- [Work to complete]: Exactly as given, restate each record that follows.

**** Materials provided

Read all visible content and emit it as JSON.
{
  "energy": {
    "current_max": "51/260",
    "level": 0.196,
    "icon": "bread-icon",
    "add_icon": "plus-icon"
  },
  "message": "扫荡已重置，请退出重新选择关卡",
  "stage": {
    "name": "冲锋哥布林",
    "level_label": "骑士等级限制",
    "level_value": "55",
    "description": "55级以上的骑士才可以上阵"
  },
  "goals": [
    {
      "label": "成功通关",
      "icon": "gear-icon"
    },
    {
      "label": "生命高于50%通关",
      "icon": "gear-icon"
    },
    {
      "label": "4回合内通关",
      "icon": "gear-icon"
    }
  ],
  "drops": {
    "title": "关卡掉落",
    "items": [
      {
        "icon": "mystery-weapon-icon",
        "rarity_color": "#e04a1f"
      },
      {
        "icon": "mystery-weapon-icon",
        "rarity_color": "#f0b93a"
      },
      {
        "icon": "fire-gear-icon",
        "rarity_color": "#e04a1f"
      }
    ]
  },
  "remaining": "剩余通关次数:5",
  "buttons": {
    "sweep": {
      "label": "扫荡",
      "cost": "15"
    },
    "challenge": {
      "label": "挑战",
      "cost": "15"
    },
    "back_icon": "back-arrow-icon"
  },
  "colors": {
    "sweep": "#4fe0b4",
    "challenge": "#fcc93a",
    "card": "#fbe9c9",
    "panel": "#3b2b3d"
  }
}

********

- [Answer section]:
Read all visible content and emit it as JSON.
{
  "energy": {
    "current_max": "51/260",
    "level": 0.196,
    "icon": "bread-icon",
    "add_icon": "plus-icon"
  },
  "message": "扫荡已重置，请退出重新选择关卡",
  "stage": {
    "name": "冲锋哥布林",
    "level_label": "骑士等级限制",
    "level_value": "55",
    "description": "55级以上的骑士才可以上阵"
  },
  "goals": [
    {
      "label": "成功通关",
      "icon": "gear-icon"
    },
    {
      "label": "生命高于50%通关",
      "icon": "gear-icon"
    },
    {
      "label": "4回合内通关",
      "icon": "gear-icon"
    }
  ],
  "drops": {
    "title": "关卡掉落",
    "items": [
      {
        "icon": "mystery-weapon-icon",
        "rarity_color": "#e04a1f"
      },
      {
        "icon": "mystery-weapon-icon",
        "rarity_color": "#f0b93a"
      },
      {
        "icon": "fire-gear-icon",
        "rarity_color": "#e04a1f"
      }
    ]
  },
  "remaining": "剩余通关次数:5",
  "buttons": {
    "sweep": {
      "label": "扫荡",
      "cost": "15"
    },
    "challenge": {
      "label": "挑战",
      "cost": "15"
    },
    "back_icon": "back-arrow-icon"
  },
  "colors": {
    "sweep": "#4fe0b4",
    "challenge": "#fcc93a",
    "card": "#fbe9c9",
    "panel": "#3b2b3d"
  }
}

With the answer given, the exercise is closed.